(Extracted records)
--*--

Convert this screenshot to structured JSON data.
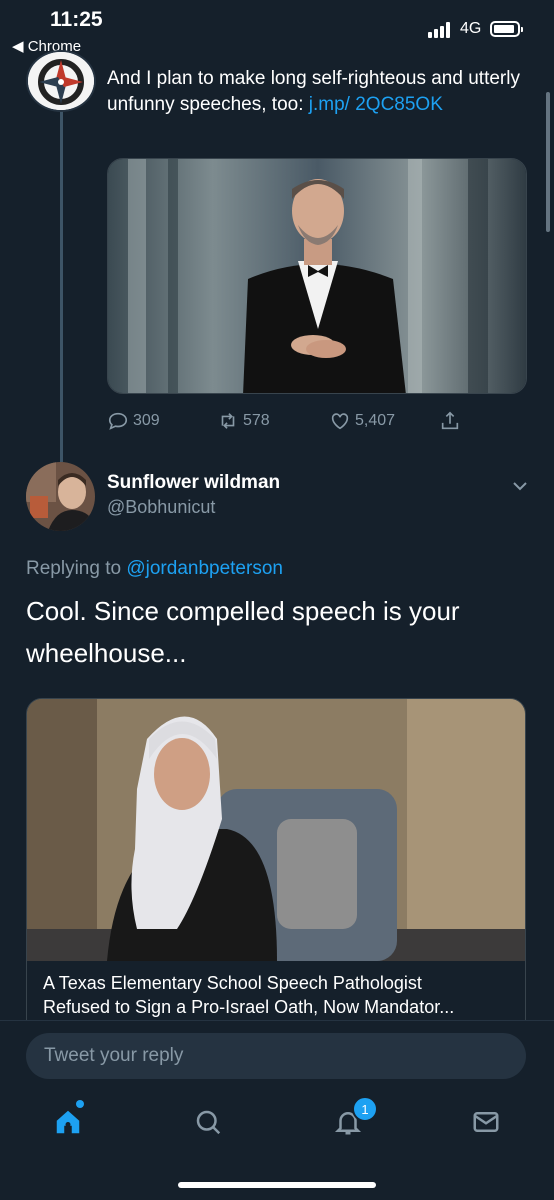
{
  "status_bar": {
    "time": "11:25",
    "back_app": "◀ Chrome",
    "network": "4G"
  },
  "tweet1": {
    "text_prefix": "And I plan to make long self-righteous and utterly unfunny speeches, too: ",
    "link": "j.mp/ 2QC85OK",
    "stats": {
      "replies": "309",
      "retweets": "578",
      "likes": "5,407"
    }
  },
  "tweet2": {
    "name": "Sunflower wildman",
    "handle": "@Bobhunicut",
    "replying_label": "Replying to ",
    "replying_to": "@jordanbpeterson",
    "text": "Cool.  Since compelled speech is your wheelhouse...",
    "card": {
      "title_line1": "A Texas Elementary School Speech Pathologist",
      "title_line2": "Refused to Sign a Pro-Israel Oath, Now Mandator..."
    }
  },
  "reply_bar": {
    "placeholder": "Tweet your reply"
  },
  "tabs": {
    "notifications_badge": "1"
  },
  "colors": {
    "background": "#15202b",
    "accent": "#1da1f2",
    "muted": "#8899a6",
    "border": "#38444d"
  },
  "icons": [
    "reply-icon",
    "retweet-icon",
    "like-icon",
    "share-icon",
    "chevron-down-icon",
    "home-icon",
    "search-icon",
    "notifications-icon",
    "messages-icon"
  ]
}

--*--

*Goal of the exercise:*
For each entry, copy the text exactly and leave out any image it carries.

*Exercise output:*
Convert this screenshot to structured JSON data.
{
  "status_bar": {
    "time": "11:25",
    "back_app": "◀ Chrome",
    "network": "4G"
  },
  "tweet1": {
    "text_prefix": "And I plan to make long self-righteous and utterly unfunny speeches, too: ",
    "link": "j.mp/ 2QC85OK",
    "stats": {
      "replies": "309",
      "retweets": "578",
      "likes": "5,407"
    }
  },
  "tweet2": {
    "name": "Sunflower wildman",
    "handle": "@Bobhunicut",
    "replying_label": "Replying to ",
    "replying_to": "@jordanbpeterson",
    "text": "Cool.  Since compelled speech is your wheelhouse...",
    "card": {
      "title_line1": "A Texas Elementary School Speech Pathologist",
      "title_line2": "Refused to Sign a Pro-Israel Oath, Now Mandator..."
    }
  },
  "reply_bar": {
    "placeholder": "Tweet your reply"
  },
  "tabs": {
    "notifications_badge": "1"
  },
  "colors": {
    "background": "#15202b",
    "accent": "#1da1f2",
    "muted": "#8899a6",
    "border": "#38444d"
  },
  "icons": [
    "reply-icon",
    "retweet-icon",
    "like-icon",
    "share-icon",
    "chevron-down-icon",
    "home-icon",
    "search-icon",
    "notifications-icon",
    "messages-icon"
  ]
}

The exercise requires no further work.